World number one Andy Murray said Friday he considered himself lucky despite seeing his season torpedoed by shingles, flu, an elbow injury and now a pre-French Open fever.
Murray, the 2016 runner-up at Roland Garros to Novak Djokovic, admitted he had been sick since arriving in the French capital on Sunday.
"I felt sick in the afternoon and didn't feel great on Monday but I feel better. Now it's just a cough," said the 30-year-old British star who thinks he caught a bug training in the wet and cold of London earlier this month.
Murray's poor form this year has, not surprisingly, reflected his physical travails.
He suffered a shock fourth round defeat to Mischa Zverev at the Australian Open.
On clay, he lost in the third round in Monte Carlo, made the semis in Barcelona, was a third-round loser in Madrid before an opening defeat in Rome to Fabio Fognini.
"It's frustrating – it's the third time I have been ill this year," he admitted.
However, he said he was surprised that he hadn't been laid low by sickness on many more occasions over his career.
"To be honest, it should happen more really. We are in the locker rooms with lots of players, lots of sweat, lots of germs, you know, in airplanes all the time.
"I have been pretty lucky with that over the last couple of years. I have not had too many bad illnesses. So maybe they have just come in a small space of time."
Murray has been drawn to face 2015 champion Stan Wawrinka in the last four at this year's Roland Garros.
He starts against Russia's world number 85 Andrey Kuznetsov and could face dangerous Juan Martin del Potro in the third round.
Injury-plagued del Potro, who lost to Murray in the 2016 Olympics final, is playing Roland Garros for the first time since 2012 when he made the quarter-finals.

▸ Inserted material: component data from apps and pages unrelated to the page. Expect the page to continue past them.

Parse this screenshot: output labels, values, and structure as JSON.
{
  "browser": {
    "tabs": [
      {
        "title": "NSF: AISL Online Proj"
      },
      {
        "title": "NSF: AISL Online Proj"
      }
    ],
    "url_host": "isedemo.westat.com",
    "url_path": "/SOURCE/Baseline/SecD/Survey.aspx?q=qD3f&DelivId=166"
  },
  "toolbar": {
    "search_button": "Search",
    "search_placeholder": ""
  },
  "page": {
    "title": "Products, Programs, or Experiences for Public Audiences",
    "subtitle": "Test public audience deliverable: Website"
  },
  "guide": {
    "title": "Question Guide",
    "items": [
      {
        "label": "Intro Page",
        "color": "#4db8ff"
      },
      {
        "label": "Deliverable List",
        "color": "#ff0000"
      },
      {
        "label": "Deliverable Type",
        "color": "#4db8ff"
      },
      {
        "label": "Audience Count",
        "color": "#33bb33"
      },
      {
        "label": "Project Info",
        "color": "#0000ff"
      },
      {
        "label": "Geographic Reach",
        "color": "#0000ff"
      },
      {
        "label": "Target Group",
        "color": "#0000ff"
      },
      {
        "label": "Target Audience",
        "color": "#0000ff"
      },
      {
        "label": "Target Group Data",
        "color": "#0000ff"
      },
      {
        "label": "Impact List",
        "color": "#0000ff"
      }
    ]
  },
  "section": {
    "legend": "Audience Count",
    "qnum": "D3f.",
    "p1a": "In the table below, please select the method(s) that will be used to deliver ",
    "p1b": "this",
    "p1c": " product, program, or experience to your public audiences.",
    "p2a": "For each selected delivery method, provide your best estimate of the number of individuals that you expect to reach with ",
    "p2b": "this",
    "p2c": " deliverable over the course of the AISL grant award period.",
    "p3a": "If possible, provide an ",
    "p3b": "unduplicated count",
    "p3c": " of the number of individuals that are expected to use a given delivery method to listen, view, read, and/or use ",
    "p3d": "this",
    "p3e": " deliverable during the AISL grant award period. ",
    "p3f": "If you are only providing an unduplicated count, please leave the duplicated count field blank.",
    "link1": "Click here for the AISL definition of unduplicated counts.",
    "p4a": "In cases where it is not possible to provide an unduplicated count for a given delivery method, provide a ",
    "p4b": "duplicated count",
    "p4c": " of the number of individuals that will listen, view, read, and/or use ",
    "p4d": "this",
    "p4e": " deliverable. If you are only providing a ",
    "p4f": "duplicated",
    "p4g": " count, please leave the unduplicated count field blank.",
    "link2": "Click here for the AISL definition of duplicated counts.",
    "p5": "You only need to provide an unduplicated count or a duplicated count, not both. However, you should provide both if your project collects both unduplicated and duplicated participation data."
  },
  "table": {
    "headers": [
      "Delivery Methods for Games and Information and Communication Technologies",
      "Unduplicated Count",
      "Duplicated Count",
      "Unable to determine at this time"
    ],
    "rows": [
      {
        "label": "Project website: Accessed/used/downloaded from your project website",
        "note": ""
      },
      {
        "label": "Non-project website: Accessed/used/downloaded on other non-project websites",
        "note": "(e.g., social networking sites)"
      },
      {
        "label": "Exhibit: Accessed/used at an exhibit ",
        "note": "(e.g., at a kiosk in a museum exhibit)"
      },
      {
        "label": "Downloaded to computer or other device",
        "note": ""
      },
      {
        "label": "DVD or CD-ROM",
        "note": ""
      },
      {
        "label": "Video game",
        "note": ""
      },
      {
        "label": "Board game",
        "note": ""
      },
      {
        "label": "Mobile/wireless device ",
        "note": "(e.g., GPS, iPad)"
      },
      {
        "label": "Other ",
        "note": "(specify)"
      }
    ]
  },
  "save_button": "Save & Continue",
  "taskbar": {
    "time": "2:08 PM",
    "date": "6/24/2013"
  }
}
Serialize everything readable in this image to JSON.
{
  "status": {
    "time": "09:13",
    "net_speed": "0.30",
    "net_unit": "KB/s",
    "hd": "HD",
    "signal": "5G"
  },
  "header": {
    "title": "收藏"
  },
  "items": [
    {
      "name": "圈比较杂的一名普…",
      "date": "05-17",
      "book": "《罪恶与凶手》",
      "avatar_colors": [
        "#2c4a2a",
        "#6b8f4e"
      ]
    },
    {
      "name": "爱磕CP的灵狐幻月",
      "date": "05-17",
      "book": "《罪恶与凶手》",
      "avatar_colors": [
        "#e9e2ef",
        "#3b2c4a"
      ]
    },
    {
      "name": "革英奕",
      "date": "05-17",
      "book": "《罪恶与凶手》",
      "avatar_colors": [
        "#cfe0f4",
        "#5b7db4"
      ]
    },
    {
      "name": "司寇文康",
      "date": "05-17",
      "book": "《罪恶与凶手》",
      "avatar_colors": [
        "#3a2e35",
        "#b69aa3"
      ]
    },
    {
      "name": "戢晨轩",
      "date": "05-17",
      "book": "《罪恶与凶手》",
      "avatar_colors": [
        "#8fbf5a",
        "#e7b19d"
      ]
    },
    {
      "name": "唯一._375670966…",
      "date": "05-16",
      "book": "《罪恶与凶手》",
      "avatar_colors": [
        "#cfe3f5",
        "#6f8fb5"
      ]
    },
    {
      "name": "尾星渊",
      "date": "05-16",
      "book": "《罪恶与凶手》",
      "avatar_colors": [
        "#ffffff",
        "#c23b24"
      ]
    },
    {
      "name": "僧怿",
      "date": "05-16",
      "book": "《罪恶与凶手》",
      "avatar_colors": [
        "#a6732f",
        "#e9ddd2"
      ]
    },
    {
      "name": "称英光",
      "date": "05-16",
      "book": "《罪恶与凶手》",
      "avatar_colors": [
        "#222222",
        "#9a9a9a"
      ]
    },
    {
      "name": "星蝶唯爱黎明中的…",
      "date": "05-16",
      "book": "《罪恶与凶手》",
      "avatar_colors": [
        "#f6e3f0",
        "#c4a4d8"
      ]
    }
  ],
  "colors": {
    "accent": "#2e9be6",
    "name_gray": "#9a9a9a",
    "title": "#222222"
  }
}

If the seedings work out, Murray would face Japan's Kei Nishikori in the last eight.